“These systems can include laws and regulations, but also unquestioned social systems. Systemic racism can stem from education, hiring practices or access,” Dr O’Dowd.

Here are some key facts and statistics that help to explain how systemic racism manifests itself across industry and society:

Wealth gap

According to the Washington-based think tank the Pew Research Centre, the median wealth of white households in the United States was $US171, 000. That’s ten times the wealth of black households ($US17, 100) and eight times that of Hispanic households ($US20, 600).

Food security

Food insecurity rates for both black and Hispanic households were at least twice that of non-Hispanic white households in the US.

In 2017, 21.8 per cent of African American households and 18 per cent of Latin households reported food insecurity, while the national food insecurity rate was just 11.8 per cent.


American job candidates were more likely to get an interview when they “whitened” their name. Twenty-five per cent of black candidates received call backs from their whitened resumes, while only 10 per cent got calls when they left ethnic details on their application, according to a Harvard University study.

Twenty-one per cent of Asian Americans received call backs if they used whitened resumes, compared with 11.5 per cent who sent CVs inferring race.

 In Australia, the HILDA study found the call back rate for CVs with Anglo-Saxon-sounding names was 35 per cent compared with the following minority groups: Indigenous applicants 26 per cent; Middle Eastern 22 per cent and Chinese 21 per cent.

American unemployment skyrocketed for black and white workers in the COVID-19 labour market but the unemployment rate is higher for black workers; 16.7 per cent compared to the white unemployment rate of 14.2 per cent, according to the Economic Policy Institute.

Black workers in the US are more likely to hold front-line ‘essential’ jobs —forcing them to risk their own and their families’ health to earn a wage. They make up one in six of all front-line-industry workers and disproportionately represented in the following industries: grocery, convenience stores, public transit, postal service, child care and social services.
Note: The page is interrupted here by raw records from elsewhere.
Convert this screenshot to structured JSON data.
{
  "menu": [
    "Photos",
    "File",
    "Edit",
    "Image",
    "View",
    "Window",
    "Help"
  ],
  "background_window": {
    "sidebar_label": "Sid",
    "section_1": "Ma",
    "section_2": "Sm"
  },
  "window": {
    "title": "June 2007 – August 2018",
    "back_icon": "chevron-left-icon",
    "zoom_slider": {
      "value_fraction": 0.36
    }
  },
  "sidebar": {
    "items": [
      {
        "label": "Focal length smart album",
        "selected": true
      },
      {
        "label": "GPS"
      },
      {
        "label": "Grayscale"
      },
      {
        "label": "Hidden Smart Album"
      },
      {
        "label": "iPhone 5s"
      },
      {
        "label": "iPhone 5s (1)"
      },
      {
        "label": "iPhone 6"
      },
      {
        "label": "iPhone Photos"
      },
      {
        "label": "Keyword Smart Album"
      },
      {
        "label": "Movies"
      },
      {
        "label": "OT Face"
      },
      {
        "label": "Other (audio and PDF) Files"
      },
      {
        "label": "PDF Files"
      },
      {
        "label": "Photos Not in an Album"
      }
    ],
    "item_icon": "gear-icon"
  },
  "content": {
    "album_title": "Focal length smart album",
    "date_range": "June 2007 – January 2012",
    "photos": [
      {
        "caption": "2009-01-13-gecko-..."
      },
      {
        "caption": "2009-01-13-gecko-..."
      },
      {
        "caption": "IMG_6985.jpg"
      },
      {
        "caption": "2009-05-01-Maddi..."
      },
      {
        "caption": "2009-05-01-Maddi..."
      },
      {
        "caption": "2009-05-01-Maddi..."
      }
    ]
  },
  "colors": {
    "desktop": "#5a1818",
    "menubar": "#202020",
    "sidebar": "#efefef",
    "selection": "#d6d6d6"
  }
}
Australian Indigenous doctors reported bullying as a source of major stress at 5.5 times and racism at nearly 10 times the rate of
their non-Indigenous counterparts, according to a Beyond Blue report.

Environmental pollution

Water contamination affects low-income areas and communities of colour across the US disproportionately, leading to health-related issues, according to an American Progress report.

The groups most impacted my water pollution: children of colour residing in rural areas, indigenous communities, and migrant farmworker communities.

Communities of colour in the Northeast and Mid-Atlantic states breathe in 66 per cent more air pollution from vehicles on average than white residents, according to a report by the US’ Union of Concerned Scientists.


Only 16.6 per cent of American journalists at daily newspapers were people of colour even though 37 per cent of its population is non-white.

There is also a lack of cultural and linguistic diversity (CALD) in Australian media, with 82.7 per cent of the national entertainment and media workforce speaking only English at home, according to a PWC report.


In Australia, just 4.1 per cent of parliamentarians have a non-European
background, and only 1.5 per cent have an Indigenous background, even though non-Europeans and the Indigenous make up roughly 24 per cent of country’s population.

Just 22 per cent of the United States Congress are from racial or ethnic minorities even though non-whites make up 39 per cent of the nation’s population, according to the Pew Centre.

Prison populations

Indigenous people make up just two percent of the Australian population, but 28 per cent of the adult prison population, according to the ABS.

African Americans are incarcerated in state prisons at a rate that is five times that of whites.


In Australia, less than 10 per cent of artistic directors come from culturally diverse backgrounds even though this group makes up 24 per cent of the country’s population.